» **What is being asked**: Copy out, from the entries below, each line that holds the string "down".

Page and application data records
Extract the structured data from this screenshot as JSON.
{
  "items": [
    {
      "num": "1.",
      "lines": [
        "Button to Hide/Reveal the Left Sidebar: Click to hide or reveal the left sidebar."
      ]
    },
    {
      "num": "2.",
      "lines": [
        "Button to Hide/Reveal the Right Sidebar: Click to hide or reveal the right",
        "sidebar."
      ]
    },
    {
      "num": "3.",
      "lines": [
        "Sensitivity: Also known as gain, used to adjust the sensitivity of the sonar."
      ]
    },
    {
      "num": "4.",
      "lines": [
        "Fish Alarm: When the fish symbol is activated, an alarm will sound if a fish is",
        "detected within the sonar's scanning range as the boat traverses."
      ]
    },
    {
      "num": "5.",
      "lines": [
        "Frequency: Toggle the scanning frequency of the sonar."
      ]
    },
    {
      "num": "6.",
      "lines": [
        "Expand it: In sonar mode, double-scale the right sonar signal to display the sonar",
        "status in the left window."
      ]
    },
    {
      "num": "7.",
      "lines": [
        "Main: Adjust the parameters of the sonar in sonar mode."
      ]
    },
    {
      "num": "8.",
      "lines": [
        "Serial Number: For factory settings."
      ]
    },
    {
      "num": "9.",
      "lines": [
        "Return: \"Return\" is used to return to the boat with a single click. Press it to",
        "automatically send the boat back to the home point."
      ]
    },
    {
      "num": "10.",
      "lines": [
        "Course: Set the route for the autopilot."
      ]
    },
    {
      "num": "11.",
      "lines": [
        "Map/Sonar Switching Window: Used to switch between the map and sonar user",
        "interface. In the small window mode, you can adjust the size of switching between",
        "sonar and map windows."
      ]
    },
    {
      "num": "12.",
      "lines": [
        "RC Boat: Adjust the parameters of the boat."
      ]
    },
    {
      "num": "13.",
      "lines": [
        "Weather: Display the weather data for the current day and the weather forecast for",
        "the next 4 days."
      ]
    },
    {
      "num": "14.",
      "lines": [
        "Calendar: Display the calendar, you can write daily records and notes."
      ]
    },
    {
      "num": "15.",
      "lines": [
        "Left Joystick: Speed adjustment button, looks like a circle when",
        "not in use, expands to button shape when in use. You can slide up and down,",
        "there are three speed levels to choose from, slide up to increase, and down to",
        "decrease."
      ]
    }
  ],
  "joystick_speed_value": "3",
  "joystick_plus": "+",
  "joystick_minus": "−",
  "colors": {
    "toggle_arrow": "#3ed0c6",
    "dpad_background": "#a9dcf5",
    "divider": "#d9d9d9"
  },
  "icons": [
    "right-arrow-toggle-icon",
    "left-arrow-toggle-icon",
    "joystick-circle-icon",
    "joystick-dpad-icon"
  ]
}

» **Reply**:
        "not in use, expands to button shape when in use. You can slide up and down,",
        "there are three speed levels to choose from, slide up to increase, and down to",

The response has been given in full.